Welcome speeches of the AgroIntelli and Aarhus University hosts and SoilCare project leader Rudi Hessel were given, followed by an overview of recent developments in soil science, given bij Oene Oenema.

Today also an introduction of Advisory Board member Hein ten Berge was given, who is joining this plenary meeting as an external expert and who will give a first-impression-feedback on his findings on Wednesday. The rest of the day is reserved for various WP presentations.

Friday, an excursion has been organised to the Askov Research Centre (Aarhus University) to see the 120 years long-term experiment. Below an impression of the ongoing meeting.
















Here is a list of the completed and anticipated public (PU) project deliverables. Other deliverables are available only to project partners during the course of the project (REstricted).

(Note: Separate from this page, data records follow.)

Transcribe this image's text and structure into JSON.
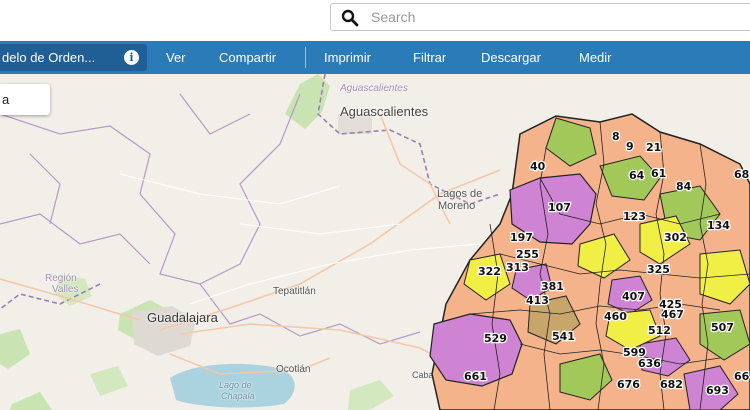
{
  "search": {
    "placeholder": "Search"
  },
  "toolbar": {
    "layer_select": "delo de Orden...",
    "menu": [
      "Ver",
      "Compartir",
      "Imprimir",
      "Filtrar",
      "Descargar",
      "Medir"
    ]
  },
  "side_panel": {
    "label": "a"
  },
  "map": {
    "places": {
      "aguascalientes": "Aguascalientes",
      "aguascalientes_state": "Aguascalientes",
      "lagos_line1": "Lagos de",
      "lagos_line2": "Moreno",
      "region_line1": "Región",
      "region_line2": "Valles",
      "guadalajara": "Guadalajara",
      "tepatitlan": "Tepatitlán",
      "ocotlan": "Ocotlán",
      "lago_line1": "Lago de",
      "lago_line2": "Chapala",
      "cabadas": "Cabad"
    },
    "polygon_labels": [
      "40",
      "107",
      "197",
      "255",
      "322",
      "313",
      "381",
      "413",
      "529",
      "541",
      "407",
      "425",
      "460",
      "467",
      "512",
      "599",
      "636",
      "661",
      "676",
      "682",
      "693",
      "66",
      "507",
      "325",
      "302",
      "123",
      "134",
      "64",
      "61",
      "84",
      "68",
      "21",
      "9",
      "8"
    ],
    "colors": {
      "water": "#aad3df",
      "park": "#c9e4b2",
      "salmon": "#f4b38b",
      "violet": "#cf84d3",
      "lime": "#a3c85a",
      "yellow": "#f1ee45",
      "ochre": "#c8a66b",
      "toolbar": "#2b7bb9"
    }
  }
}
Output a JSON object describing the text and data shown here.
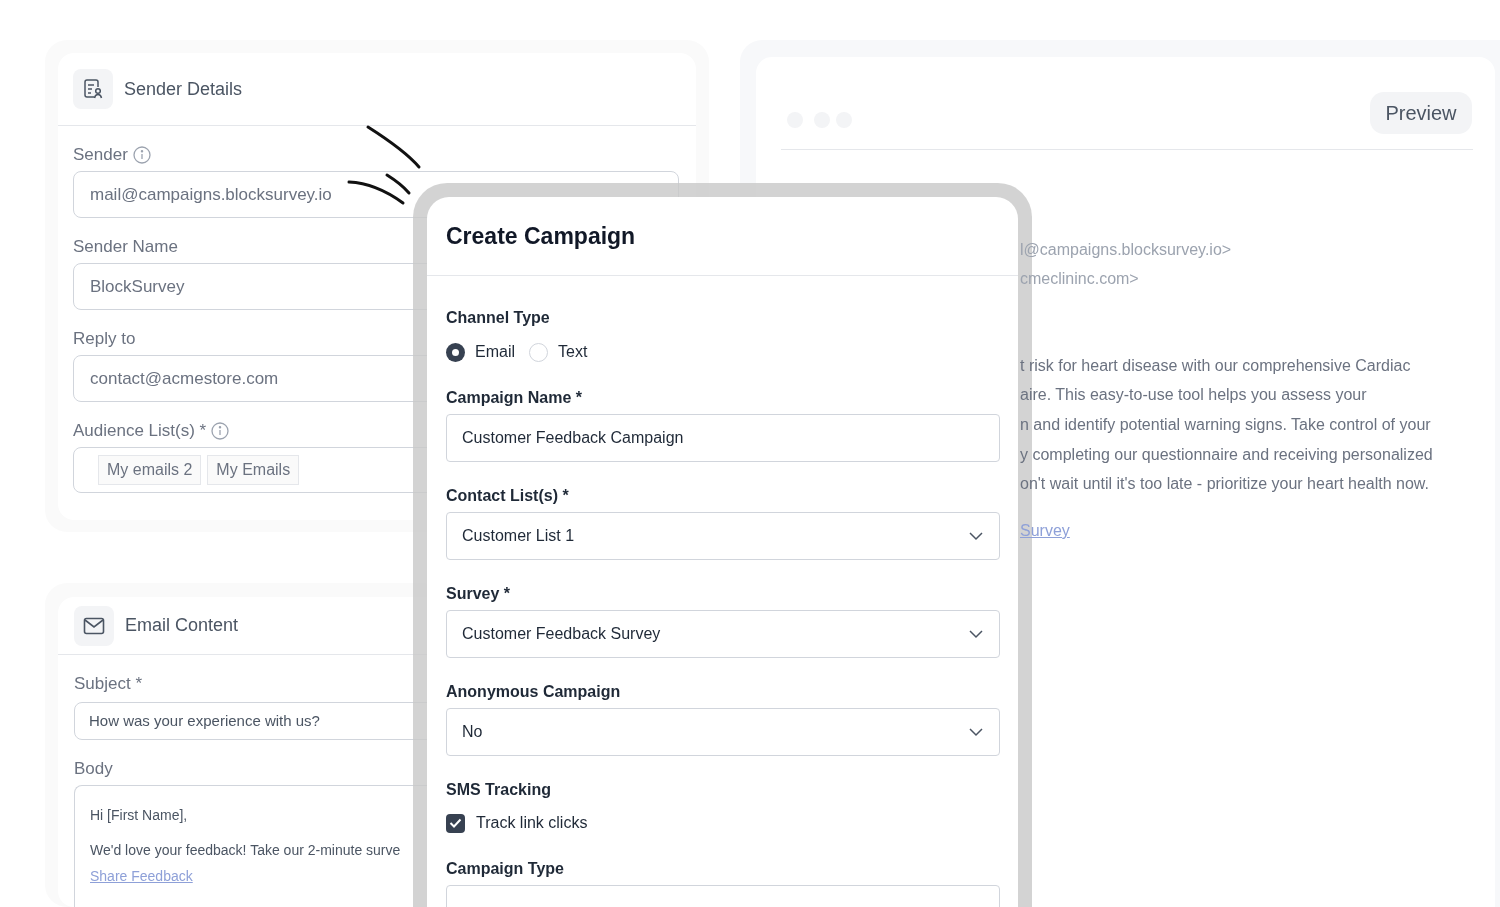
{
  "sender_details": {
    "title": "Sender Details",
    "fields": [
      {
        "kind": "text",
        "label": "Sender",
        "info": true,
        "value": "mail@campaigns.blocksurvey.io"
      },
      {
        "kind": "text",
        "label": "Sender Name",
        "info": false,
        "value": "BlockSurvey"
      },
      {
        "kind": "text",
        "label": "Reply to",
        "info": false,
        "value": "contact@acmestore.com"
      },
      {
        "kind": "tags",
        "label": "Audience List(s) *",
        "info": true,
        "tags": [
          "My emails 2",
          "My Emails"
        ]
      }
    ]
  },
  "email_content": {
    "title": "Email Content",
    "subject_label": "Subject *",
    "subject": "How was your experience with us?",
    "body_label": "Body",
    "body": [
      {
        "kind": "text",
        "text": "Hi [First Name],"
      },
      {
        "kind": "text",
        "text": "We'd love your feedback! Take our 2-minute surve"
      },
      {
        "kind": "link",
        "text": "Share Feedback"
      }
    ]
  },
  "preview": {
    "button": "Preview",
    "lines": [
      {
        "kind": "meta",
        "text": "l@campaigns.blocksurvey.io>"
      },
      {
        "kind": "meta",
        "text": "cmeclininc.com>"
      },
      {
        "kind": "paragraph",
        "text": "t risk for heart disease with our comprehensive Cardiac"
      },
      {
        "kind": "paragraph",
        "text": "aire. This easy-to-use tool helps you assess your"
      },
      {
        "kind": "paragraph",
        "text": "n and identify potential warning signs. Take control of your"
      },
      {
        "kind": "paragraph",
        "text": "y completing our questionnaire and receiving personalized"
      },
      {
        "kind": "paragraph",
        "text": "on't wait until it's too late - prioritize your heart health now."
      },
      {
        "kind": "link",
        "text": "Survey"
      }
    ]
  },
  "modal": {
    "title": "Create Campaign",
    "fields": [
      {
        "kind": "radio",
        "label": "Channel Type",
        "options": [
          {
            "label": "Email",
            "selected": true
          },
          {
            "label": "Text",
            "selected": false
          }
        ]
      },
      {
        "kind": "text",
        "label": "Campaign Name *",
        "value": "Customer Feedback Campaign"
      },
      {
        "kind": "select",
        "label": "Contact List(s) *",
        "value": "Customer List 1"
      },
      {
        "kind": "select",
        "label": "Survey *",
        "value": "Customer Feedback Survey"
      },
      {
        "kind": "select",
        "label": "Anonymous Campaign",
        "value": "No"
      },
      {
        "kind": "checkbox",
        "label": "SMS Tracking",
        "option": "Track link clicks",
        "checked": true
      },
      {
        "kind": "cut",
        "label": "Campaign Type"
      }
    ]
  }
}
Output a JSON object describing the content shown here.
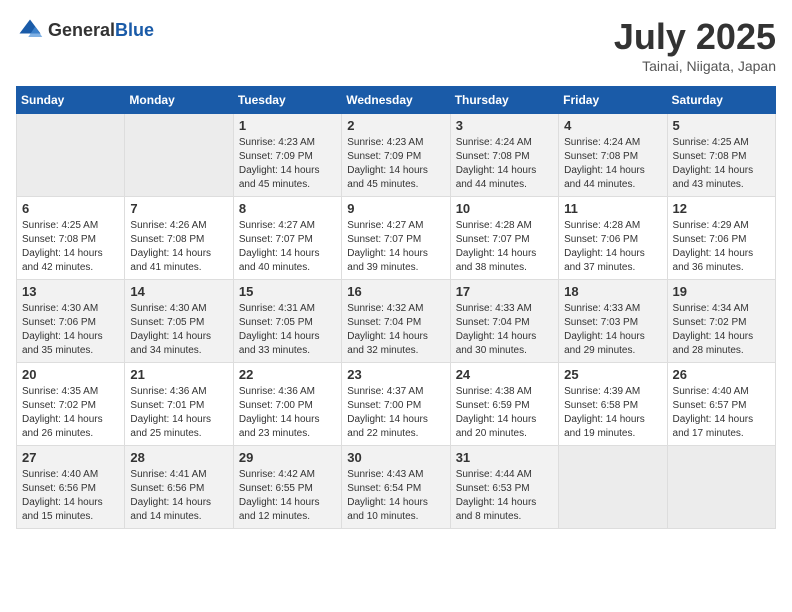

 Deliverable name  Work package number  Completion/Due date
D1.1  SoilCare website  1  August 2016 
D3.1 SoilCare Stakeholder analysis report  3 February 2017 
D2.1 Review report of soil-improving CS v2 (Oct 2017)  2  August 2017
D3.2  List of CS selected for testing in WP5  3  August 2017
D7.1 Inventory of opportunities and bottlenecks in policy to facilitate the adoption of soil-improving techniques  7  February 2018
D3.3  Report on the role of trust and other factors in the adoption and social acceptability of soil-improving innovations  3   February 2019
D7.2  Report on the selection of good policy alternatives at EU and study site level accompanied by an analysis of their performance on multiple criteria  7  February 2020
D5.2 Report on demonstration activities in Study Sites  5  April 2020
D6.1 Report on the integration and synthesis of Study Site results and their potential for upscaling  6  April 2020
D6.2 Report on the potential for applying soil-improving CS across Europe  6  June 2020
D3.4 Report describing final stakeholder workshops held in study sites, detailing stakeholder feedback on preliminary findings 3  October 2020
D5.3 Report on monitoring results and analysis 5  October 2020
D6.3 Interactive mapping tool for the application of soil-improving CS across Europe 6  October 2020
D8.3 Final conference to disseminate the project results to a range of stakeholders 8  December 2020
D7.3 Policy briefings translating the scientific evidence to a policy audience 7  February 2021
D8.1 SoilCare information hub 8  February 2021